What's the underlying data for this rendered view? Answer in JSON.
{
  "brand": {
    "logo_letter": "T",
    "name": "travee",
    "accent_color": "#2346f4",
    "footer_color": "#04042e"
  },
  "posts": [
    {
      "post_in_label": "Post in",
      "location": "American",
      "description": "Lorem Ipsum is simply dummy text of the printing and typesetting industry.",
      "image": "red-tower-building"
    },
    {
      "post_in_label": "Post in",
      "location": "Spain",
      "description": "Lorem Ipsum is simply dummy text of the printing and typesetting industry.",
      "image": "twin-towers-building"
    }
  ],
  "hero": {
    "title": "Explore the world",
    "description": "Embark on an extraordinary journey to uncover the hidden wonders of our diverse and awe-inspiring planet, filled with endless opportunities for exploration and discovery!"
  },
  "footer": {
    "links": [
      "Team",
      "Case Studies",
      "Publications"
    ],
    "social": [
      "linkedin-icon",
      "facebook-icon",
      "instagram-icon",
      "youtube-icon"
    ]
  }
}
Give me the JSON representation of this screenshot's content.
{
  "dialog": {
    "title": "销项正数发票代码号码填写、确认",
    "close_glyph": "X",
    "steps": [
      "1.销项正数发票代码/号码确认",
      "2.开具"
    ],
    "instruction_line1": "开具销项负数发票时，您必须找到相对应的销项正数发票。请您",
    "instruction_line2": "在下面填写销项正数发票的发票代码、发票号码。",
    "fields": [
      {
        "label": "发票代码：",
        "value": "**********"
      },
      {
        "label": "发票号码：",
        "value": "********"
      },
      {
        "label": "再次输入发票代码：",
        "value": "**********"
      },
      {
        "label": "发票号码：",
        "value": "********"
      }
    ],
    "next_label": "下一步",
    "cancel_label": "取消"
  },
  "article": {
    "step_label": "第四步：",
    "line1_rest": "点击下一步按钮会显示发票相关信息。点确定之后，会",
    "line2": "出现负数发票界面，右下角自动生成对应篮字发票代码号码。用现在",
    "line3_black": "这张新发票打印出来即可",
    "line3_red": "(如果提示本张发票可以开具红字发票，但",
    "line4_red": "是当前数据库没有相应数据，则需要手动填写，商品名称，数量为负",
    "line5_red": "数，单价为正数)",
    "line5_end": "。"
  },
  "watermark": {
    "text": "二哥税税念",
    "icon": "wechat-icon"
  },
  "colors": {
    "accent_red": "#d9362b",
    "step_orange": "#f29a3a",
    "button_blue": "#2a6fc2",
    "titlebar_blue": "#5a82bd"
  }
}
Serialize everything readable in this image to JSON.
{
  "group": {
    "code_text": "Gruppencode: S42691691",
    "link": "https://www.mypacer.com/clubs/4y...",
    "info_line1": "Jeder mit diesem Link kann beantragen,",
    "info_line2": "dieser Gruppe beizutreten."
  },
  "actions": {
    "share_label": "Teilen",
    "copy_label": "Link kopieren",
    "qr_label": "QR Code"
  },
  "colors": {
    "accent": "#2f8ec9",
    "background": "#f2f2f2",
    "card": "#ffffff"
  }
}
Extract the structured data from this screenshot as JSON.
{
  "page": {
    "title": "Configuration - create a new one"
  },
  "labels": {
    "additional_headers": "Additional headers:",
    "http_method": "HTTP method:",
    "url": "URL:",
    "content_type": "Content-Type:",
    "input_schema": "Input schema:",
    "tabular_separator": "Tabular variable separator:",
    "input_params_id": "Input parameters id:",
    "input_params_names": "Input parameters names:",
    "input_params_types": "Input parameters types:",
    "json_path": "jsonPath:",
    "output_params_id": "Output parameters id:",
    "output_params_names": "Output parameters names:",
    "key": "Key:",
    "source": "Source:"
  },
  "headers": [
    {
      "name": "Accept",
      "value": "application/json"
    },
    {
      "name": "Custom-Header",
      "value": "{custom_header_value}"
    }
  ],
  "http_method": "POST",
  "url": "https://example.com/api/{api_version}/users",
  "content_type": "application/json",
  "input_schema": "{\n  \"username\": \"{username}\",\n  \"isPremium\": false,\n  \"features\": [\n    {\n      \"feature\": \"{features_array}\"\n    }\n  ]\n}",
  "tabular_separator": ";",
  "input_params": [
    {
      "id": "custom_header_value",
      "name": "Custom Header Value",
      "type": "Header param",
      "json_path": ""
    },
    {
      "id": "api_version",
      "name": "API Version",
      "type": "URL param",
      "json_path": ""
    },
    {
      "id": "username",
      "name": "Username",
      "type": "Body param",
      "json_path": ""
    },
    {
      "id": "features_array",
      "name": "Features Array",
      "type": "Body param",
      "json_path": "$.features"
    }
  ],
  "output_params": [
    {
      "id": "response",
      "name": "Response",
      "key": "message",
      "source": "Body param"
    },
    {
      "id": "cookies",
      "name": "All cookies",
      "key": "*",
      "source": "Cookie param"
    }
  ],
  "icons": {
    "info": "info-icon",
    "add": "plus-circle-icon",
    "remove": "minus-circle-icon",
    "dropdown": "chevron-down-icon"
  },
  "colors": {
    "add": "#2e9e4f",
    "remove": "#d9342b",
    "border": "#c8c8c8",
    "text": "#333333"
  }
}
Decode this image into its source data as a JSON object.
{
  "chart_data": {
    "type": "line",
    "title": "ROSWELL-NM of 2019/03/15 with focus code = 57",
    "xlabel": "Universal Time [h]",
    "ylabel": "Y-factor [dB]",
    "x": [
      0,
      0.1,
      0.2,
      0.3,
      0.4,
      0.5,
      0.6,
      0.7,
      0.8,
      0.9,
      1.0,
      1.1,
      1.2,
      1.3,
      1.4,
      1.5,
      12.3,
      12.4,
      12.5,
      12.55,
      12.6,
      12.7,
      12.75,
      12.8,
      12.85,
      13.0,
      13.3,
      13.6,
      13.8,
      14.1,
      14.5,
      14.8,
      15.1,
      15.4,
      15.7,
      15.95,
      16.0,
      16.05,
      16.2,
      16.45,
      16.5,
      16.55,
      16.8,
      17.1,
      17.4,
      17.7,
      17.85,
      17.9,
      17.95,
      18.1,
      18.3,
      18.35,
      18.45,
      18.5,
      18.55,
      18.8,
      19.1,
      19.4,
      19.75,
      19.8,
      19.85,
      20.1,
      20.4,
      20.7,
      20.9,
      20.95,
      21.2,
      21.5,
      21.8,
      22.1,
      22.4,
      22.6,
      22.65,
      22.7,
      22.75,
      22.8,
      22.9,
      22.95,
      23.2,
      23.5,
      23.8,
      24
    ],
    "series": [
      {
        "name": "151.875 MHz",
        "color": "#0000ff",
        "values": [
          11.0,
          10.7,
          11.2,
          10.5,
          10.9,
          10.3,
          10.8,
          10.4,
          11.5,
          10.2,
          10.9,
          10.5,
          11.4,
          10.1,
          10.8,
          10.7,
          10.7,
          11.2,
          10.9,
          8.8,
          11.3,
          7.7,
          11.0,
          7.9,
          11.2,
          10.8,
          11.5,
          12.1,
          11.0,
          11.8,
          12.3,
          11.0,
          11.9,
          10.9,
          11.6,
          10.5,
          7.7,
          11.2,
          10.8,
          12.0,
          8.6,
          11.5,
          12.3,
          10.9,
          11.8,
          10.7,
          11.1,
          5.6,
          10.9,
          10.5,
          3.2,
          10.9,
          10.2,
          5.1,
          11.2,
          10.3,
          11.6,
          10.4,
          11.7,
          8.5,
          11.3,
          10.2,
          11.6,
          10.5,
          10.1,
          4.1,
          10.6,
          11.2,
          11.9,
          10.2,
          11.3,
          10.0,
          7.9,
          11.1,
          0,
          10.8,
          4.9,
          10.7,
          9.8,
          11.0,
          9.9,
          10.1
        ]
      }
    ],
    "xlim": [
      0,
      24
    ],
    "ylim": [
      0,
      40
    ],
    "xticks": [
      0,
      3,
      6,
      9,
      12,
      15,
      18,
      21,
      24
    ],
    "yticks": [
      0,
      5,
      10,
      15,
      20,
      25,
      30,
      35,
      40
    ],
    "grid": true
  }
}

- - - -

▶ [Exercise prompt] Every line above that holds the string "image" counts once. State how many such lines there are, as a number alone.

▶ [Response to the exercise] 4